*ASSIGNMENT:*
For each line below, check for the word "JSON", then state how many lines contain it, with no other output.

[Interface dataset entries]
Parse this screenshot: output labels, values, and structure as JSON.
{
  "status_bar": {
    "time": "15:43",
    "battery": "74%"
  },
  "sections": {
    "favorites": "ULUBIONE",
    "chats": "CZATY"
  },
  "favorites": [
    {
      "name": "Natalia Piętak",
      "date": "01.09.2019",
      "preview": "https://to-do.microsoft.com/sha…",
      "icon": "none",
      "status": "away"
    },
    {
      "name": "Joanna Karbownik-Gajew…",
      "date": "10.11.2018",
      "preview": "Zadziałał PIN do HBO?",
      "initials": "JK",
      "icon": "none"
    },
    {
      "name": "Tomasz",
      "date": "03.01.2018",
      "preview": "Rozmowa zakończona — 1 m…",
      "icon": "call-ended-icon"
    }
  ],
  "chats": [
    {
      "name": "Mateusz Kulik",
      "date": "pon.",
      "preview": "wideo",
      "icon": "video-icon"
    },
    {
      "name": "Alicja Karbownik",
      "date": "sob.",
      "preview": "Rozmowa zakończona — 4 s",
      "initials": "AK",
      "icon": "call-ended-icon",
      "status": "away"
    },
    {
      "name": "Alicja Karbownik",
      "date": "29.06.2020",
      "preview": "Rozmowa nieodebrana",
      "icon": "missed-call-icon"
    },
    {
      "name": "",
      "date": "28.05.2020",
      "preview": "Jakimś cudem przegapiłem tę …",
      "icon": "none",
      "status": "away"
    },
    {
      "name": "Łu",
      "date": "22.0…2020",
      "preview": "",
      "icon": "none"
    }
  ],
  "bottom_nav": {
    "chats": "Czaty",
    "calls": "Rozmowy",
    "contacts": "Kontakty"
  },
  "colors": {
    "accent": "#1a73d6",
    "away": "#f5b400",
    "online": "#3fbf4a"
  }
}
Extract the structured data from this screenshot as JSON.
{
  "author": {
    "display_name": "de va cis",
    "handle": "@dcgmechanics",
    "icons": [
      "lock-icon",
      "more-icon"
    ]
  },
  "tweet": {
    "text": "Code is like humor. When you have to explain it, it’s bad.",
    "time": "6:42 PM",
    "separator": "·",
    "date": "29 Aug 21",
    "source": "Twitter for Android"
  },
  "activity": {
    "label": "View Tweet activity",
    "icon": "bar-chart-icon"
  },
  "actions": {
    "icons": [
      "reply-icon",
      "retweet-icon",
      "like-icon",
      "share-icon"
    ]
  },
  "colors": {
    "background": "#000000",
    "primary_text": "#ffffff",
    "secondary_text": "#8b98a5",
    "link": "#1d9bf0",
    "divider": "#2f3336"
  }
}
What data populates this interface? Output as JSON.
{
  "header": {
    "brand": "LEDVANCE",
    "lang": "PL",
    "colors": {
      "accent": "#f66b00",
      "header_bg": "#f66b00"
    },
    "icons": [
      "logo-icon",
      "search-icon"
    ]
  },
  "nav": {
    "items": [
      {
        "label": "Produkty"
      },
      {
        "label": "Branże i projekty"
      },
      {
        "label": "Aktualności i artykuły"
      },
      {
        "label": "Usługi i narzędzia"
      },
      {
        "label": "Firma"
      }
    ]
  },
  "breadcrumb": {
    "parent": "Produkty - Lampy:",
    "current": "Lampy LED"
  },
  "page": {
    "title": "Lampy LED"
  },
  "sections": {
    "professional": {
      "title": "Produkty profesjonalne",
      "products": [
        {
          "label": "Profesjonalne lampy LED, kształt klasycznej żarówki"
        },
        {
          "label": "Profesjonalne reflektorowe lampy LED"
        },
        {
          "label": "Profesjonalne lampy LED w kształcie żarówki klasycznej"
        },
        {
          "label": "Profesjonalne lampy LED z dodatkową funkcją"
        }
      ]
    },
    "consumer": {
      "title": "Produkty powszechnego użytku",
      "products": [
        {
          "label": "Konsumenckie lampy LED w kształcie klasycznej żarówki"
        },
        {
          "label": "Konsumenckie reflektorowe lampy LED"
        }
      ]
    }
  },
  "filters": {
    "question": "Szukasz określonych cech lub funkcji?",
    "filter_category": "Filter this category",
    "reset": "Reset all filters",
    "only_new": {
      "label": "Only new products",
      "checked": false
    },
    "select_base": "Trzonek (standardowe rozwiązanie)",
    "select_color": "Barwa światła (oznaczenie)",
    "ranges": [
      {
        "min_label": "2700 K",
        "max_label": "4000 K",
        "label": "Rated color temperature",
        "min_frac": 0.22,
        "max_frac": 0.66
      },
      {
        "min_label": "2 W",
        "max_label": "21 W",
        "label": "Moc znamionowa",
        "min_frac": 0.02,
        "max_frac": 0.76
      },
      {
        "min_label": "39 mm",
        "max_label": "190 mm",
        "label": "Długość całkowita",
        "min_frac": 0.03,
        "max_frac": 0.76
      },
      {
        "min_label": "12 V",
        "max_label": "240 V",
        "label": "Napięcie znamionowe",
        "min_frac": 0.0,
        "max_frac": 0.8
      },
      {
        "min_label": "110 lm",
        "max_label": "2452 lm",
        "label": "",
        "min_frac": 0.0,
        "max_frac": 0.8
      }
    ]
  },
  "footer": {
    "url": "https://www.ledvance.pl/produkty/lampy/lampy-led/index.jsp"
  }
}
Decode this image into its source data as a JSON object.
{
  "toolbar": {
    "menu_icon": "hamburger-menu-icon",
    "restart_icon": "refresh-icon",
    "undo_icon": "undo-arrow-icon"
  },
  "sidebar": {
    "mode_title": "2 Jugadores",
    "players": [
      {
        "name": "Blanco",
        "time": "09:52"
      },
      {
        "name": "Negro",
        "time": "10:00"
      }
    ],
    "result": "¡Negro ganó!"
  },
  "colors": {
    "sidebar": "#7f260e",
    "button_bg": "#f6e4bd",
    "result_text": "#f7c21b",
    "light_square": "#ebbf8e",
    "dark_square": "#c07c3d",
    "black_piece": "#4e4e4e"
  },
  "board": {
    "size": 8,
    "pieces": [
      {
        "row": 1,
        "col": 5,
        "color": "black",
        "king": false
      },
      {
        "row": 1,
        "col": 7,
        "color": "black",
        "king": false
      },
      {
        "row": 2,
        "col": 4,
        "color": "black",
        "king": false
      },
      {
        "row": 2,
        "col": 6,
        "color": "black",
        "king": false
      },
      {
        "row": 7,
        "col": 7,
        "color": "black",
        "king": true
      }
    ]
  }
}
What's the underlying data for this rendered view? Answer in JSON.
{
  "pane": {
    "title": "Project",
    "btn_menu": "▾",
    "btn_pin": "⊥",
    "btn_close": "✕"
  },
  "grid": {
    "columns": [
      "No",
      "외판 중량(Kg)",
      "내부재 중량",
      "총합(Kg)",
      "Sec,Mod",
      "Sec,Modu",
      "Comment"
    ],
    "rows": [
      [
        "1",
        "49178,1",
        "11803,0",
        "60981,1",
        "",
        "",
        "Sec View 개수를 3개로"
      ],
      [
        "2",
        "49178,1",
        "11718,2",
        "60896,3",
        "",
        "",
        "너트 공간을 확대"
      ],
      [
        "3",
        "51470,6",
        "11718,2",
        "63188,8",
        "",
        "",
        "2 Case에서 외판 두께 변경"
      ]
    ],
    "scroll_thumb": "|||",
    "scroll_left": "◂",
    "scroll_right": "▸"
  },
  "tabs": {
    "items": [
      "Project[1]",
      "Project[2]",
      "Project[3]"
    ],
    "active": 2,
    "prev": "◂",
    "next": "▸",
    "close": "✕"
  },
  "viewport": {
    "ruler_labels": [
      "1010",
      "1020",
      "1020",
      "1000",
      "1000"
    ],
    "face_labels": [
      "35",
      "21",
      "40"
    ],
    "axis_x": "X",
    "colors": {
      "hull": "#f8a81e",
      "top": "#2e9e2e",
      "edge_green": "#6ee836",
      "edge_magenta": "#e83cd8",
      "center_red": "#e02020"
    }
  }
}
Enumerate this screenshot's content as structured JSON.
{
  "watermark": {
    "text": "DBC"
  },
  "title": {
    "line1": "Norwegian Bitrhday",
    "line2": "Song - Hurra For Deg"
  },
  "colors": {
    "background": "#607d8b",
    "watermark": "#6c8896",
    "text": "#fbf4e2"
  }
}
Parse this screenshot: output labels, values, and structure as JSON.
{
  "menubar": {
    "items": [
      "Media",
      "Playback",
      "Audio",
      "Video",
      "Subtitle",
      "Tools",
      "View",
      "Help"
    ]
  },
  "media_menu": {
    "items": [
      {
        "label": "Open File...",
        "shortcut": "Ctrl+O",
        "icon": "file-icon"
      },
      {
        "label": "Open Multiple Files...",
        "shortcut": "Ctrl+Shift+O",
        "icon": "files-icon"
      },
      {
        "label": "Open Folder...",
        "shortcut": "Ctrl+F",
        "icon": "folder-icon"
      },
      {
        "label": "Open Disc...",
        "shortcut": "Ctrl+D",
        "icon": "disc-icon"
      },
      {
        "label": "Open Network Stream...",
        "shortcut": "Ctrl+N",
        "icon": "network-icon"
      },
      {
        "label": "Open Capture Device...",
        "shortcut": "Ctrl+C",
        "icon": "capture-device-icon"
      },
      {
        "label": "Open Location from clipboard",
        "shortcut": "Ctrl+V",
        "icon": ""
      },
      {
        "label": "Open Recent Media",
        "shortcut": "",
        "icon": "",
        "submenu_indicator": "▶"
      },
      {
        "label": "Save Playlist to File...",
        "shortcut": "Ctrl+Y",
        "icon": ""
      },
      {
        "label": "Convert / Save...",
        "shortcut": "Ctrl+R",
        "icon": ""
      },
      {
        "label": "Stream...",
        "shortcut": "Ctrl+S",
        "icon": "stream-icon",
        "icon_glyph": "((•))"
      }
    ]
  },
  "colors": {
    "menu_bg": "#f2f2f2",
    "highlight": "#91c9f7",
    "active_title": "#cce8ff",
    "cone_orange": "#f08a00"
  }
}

*SOLUTION FOR THIS PROBLEM:*
7